Vitamin K supplements may improve glucose metabolism, insulin sensitivity: Review
The review, published in Nutrition and authored by Prasenjit Manna and Jatin Kalita from the CSIR-North East Institute of Science and Technology in India, concludes that naturally occurring Phylloquinone (K1) and Menaquinones (K2) are beneficial among people with metabolic syndrome and at a high risk of type 2 diabetes.
Manna and Kalita added that the benefits observed for phylloquinone were observed at significantly lower doses of menaquinones, suggesting that menaquinones may be more effective than phylloquinone in reducing the risk of type 2 diabetes.
“This review for the first time provides an overview of the currently available preclinical and clinical evidences about the beneficial role vitamin K supplementation on insulin sensitivity and glucose metabolism, which may be helpful for the development of a novel adjuvant therapy to achieve better control of glycemia and improve the lives of the diabetic patient population.”
There are two main forms of vitamin K: phylloquinone, also known as phytonadione, (vitamin K1) which is found in green leafy vegetables such as lettuce, broccoli and spinach, and makes up about 90% of the vitamin K in a typical Western diet; and menaquinones (vitamins K2), which make up about 10% of Western vitamin K consumption and can be synthesized in the gut by microflora.
Menaquinones (MK-n: with the n determined by the number of prenyl side chains) can also be found in the diet; MK-4 can be found in animal meat, MK-7, MK-8, and MK-9 are found in fermented food products like cheese, and natto is a rich source of MK-7.
“The awareness of Vitamin K2 and its benefits grows”
Dr Hogne Vik, Chief Medical Officer of vitamin K2 supplier NattoPharma, told NutraIngredients-USA: “Manna and Kalita conclude that clinical trials show both vitamin K1 (phylloquinone) and vitamin K2 as MK-7 (menaquinone-7) are beneficial for patients with metabolic syndrome and high risk of type 2 diabetes (T2D), but note that the risk reductions were found for lower intake of K2 than K1, suggesting that vitamin K2 could be more effective. The authors also suggest that the vitamin K-dependent protein osteocalcin (OC) is important in the regulation of glucose metabolism.
“It's good to see that great work continues and that the awareness of Vitamin K2 and its benefits grows, yet more has to be done.

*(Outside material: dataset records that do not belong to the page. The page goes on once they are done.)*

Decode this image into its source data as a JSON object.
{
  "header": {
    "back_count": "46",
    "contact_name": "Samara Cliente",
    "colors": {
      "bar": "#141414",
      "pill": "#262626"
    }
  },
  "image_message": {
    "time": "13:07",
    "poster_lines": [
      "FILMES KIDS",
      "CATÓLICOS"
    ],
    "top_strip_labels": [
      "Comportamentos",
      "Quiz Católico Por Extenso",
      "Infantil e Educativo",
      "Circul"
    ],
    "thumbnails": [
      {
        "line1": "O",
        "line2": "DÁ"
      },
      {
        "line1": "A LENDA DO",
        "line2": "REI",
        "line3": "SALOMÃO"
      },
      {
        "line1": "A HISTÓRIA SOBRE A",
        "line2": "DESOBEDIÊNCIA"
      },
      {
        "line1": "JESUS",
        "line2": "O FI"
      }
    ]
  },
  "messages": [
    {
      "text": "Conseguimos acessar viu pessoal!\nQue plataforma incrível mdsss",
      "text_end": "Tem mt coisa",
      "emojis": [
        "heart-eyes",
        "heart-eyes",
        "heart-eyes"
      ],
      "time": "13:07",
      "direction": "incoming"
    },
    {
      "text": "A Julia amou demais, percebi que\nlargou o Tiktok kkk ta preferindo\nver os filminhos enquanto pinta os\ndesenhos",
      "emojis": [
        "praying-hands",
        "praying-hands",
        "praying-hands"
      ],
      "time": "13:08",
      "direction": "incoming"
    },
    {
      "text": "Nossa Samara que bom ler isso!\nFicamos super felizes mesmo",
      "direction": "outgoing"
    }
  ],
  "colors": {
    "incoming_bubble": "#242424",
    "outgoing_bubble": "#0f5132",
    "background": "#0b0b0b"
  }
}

This paper should be used to support future research programs to further confirm and explore the vitamin K effects for risk reductions for developing diseases, and also identifying diseases where vitamin K could be the preferred action over a drug.
“NattoPharma is aware of this application, yet we are pursuing our own research as well.”
Commenting on the potential mechanism(s) of action for improving insulin sensitivity and glucose tolerance, the authors noted several possibilities including carboxylation of vitamin K-dependent protein, regulation of adipokine levels, anti-inflammatory activity, and lipid lowering effects.
“However, there is so far no mechanistic study describing in detail about the molecular mechanism underlying the beneficial role of vitamin K in insulin sensitivity and glucose metabolism,” they added. “Thus, future studies with diabetic animals and diabetic patients are needed to dissect the molecular mechanism underlying the beneficial function of vitamin K in improving insulin sensitivity and glucose metabolism in diabetic pathophysiology.”
Published online ahead of print, doi: 10.1016/j.nut.2016.01.011
“Beneficial role of vitamin K supplementation on insulin sensitivity, glucose metabolism, and the reduced risk of type 2 diabetes: A review”
Authors: P. Manna, J. Kalita